Perelman, by casually posting a proof on the Internet of one of the most famous problems in mathematics, was not just flouting academic convention but taking a considerable risk. If the proof was flawed, he would be publicly humiliated, and there would be no way to prevent another mathematician from fixing any errors and claiming victory. But Perelman said he was not particularly concerned. “My reasoning was: if I made an error and someone used my work to construct a correct proof I would be pleased,” he said. “I never set out to be the sole solver of the Poincaré.”
Friday, August 25, 2006
May I bring to your attention my paper
A wonderful article in the New Yorker, by Sylvia Nasar and David Gruber, on the Poincare hypothesis, and the battle for priority. A person like Perelman is almost certain to feel lost in this maze.
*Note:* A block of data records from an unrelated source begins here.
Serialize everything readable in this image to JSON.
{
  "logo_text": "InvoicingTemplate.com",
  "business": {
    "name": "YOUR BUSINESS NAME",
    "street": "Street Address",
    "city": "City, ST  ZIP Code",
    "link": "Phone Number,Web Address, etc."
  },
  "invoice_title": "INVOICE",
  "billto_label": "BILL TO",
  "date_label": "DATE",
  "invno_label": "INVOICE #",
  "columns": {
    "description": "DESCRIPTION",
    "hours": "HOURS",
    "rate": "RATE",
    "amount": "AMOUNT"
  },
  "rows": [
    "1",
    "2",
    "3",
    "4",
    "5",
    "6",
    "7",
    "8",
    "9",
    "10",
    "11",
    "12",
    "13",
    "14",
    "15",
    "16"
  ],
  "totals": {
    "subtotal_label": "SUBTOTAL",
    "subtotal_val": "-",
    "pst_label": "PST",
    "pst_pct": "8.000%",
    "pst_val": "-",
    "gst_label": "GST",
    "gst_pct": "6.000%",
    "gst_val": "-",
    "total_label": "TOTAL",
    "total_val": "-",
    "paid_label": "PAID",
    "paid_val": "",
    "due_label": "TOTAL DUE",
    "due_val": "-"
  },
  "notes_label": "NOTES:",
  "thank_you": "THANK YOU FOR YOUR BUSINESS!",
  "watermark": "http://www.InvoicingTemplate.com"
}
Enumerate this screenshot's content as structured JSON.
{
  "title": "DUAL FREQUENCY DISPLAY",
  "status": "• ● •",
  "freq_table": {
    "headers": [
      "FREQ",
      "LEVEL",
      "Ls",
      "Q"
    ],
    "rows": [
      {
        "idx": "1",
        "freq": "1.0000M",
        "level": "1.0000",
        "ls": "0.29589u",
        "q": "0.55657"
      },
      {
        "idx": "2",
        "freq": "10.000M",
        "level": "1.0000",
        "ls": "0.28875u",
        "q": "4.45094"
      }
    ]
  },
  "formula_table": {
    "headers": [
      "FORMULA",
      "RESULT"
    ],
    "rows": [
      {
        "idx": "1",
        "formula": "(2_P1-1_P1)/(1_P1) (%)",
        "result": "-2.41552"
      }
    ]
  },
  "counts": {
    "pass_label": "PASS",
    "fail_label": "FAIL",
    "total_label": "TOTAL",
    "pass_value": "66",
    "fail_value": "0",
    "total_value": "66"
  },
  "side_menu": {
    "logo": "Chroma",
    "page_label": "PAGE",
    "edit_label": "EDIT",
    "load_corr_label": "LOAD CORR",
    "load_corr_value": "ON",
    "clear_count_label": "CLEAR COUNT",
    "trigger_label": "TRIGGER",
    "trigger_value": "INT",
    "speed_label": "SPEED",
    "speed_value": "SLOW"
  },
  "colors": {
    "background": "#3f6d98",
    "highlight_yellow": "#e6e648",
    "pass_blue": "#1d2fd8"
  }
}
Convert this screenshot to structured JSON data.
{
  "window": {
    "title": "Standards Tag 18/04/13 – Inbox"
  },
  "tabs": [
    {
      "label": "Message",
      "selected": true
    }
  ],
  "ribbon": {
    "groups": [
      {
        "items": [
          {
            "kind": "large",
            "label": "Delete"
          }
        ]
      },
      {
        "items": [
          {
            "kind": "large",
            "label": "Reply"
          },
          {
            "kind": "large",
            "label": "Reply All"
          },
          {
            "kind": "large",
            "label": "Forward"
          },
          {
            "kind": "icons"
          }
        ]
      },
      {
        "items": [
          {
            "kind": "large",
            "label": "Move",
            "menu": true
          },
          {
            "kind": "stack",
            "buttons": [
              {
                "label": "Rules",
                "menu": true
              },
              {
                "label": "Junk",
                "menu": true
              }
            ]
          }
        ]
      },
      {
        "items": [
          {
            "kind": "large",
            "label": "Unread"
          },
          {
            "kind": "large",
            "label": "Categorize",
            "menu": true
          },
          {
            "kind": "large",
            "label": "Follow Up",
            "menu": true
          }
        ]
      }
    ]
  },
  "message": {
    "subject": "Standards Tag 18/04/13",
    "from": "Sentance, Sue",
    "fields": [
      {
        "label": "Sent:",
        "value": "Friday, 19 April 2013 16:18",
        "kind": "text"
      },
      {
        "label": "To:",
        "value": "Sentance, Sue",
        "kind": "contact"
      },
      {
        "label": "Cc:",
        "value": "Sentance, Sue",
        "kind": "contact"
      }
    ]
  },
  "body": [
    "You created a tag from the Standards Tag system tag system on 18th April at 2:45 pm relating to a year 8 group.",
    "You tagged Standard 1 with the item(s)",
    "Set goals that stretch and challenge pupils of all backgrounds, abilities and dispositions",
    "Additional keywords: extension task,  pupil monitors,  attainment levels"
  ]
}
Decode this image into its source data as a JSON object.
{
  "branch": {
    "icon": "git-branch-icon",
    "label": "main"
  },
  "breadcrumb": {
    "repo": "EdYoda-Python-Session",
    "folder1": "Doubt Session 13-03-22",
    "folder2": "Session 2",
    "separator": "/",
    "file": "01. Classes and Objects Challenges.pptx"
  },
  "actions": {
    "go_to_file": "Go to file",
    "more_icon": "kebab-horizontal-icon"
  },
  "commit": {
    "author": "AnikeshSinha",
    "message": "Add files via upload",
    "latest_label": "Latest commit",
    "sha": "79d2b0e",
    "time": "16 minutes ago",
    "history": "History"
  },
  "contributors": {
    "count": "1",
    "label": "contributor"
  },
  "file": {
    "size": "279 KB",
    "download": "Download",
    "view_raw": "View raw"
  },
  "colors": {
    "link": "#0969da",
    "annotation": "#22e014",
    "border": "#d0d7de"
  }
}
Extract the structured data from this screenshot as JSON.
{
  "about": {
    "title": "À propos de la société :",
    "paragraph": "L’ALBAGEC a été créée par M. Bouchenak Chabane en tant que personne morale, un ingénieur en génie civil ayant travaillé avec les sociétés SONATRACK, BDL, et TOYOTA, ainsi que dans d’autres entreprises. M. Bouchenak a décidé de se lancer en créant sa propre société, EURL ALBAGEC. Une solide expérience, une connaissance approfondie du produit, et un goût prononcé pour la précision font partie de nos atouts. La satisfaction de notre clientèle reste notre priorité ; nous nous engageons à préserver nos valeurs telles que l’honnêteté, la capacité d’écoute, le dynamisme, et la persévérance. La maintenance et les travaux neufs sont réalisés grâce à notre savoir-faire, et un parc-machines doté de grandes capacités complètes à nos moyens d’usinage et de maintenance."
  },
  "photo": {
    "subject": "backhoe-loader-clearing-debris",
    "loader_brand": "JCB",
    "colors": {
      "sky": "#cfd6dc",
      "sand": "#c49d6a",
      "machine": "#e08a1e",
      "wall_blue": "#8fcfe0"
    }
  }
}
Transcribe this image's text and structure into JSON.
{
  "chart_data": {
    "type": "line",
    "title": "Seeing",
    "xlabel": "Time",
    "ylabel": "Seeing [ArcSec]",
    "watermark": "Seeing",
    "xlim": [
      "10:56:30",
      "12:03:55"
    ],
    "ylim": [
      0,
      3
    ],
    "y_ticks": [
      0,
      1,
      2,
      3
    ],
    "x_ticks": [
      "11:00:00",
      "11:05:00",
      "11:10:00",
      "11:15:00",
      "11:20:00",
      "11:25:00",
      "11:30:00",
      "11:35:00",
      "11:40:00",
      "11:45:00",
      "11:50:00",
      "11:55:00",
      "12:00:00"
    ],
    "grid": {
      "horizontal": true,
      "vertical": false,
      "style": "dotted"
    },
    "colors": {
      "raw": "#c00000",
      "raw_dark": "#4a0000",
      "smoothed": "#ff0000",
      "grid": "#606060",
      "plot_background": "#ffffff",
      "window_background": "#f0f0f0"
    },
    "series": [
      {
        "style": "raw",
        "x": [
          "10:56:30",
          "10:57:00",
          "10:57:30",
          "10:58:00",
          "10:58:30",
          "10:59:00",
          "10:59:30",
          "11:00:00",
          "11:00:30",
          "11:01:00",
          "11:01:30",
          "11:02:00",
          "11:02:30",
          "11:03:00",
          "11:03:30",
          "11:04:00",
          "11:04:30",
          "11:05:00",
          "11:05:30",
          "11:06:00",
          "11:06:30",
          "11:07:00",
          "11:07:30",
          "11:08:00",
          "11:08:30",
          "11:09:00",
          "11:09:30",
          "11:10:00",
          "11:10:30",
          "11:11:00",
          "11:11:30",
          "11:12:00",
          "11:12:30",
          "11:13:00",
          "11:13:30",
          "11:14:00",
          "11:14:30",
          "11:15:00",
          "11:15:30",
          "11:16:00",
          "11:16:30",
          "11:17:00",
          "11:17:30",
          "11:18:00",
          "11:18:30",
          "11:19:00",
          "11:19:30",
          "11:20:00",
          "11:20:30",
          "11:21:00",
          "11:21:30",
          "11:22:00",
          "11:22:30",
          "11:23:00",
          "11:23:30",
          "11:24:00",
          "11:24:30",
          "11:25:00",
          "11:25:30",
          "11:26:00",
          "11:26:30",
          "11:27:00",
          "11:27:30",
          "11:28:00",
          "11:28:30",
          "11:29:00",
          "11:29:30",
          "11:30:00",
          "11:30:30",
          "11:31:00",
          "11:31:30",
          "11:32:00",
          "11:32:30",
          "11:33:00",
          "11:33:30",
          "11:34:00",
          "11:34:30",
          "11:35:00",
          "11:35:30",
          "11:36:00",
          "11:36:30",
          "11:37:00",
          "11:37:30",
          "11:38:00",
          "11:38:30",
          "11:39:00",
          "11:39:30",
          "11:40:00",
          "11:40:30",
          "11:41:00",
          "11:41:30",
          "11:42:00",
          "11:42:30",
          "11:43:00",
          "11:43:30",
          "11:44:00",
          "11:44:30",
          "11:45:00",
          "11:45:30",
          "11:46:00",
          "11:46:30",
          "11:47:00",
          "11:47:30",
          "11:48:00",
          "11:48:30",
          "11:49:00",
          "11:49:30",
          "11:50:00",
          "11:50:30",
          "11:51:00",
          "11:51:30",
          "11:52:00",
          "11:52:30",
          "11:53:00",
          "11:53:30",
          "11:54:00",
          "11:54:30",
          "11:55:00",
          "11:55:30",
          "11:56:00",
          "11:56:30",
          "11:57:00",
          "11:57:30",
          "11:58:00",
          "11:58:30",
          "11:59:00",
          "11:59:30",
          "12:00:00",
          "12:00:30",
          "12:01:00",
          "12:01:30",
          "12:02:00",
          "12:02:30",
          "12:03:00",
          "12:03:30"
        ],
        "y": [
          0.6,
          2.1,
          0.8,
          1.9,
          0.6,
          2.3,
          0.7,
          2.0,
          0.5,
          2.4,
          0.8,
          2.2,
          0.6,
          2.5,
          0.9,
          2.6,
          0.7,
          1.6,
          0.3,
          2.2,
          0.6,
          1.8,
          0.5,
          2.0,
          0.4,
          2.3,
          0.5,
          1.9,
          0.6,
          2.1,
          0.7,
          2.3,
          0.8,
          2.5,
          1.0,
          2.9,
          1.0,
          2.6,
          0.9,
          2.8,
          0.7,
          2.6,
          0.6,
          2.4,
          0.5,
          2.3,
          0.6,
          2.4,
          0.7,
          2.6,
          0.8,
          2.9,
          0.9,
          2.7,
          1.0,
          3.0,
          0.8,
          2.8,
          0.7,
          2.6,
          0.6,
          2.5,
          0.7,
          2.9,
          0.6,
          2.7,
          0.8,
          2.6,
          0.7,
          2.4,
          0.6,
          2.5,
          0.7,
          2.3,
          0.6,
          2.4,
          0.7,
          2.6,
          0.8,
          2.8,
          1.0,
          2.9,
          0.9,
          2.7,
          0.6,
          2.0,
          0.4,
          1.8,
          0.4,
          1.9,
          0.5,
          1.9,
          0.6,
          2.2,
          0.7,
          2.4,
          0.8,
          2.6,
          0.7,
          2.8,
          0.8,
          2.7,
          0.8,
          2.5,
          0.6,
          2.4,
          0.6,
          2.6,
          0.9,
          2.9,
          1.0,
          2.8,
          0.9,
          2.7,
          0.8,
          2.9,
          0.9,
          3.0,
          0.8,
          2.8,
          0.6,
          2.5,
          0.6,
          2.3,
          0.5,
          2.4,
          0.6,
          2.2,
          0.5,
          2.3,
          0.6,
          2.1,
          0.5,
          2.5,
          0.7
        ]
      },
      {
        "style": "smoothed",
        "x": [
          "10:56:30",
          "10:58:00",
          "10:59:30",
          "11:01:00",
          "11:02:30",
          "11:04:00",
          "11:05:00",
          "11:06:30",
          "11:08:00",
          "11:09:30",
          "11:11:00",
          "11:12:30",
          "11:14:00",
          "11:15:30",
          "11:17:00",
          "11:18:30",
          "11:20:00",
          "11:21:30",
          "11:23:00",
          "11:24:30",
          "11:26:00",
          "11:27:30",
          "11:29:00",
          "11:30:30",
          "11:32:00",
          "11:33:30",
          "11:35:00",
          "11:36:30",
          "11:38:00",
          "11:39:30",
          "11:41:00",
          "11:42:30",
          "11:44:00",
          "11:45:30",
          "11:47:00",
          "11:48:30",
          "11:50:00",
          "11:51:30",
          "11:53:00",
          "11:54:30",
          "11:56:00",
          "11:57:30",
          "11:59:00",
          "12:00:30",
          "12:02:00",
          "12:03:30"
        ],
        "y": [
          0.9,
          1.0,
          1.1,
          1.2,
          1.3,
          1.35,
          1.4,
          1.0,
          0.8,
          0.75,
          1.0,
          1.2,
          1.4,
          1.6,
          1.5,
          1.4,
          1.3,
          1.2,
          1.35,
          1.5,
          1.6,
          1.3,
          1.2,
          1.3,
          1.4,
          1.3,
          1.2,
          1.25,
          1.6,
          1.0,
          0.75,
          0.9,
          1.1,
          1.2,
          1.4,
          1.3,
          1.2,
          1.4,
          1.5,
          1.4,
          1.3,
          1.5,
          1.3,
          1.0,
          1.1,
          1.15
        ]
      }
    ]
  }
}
And Chinese mathematics comes across as some sort of weird cult.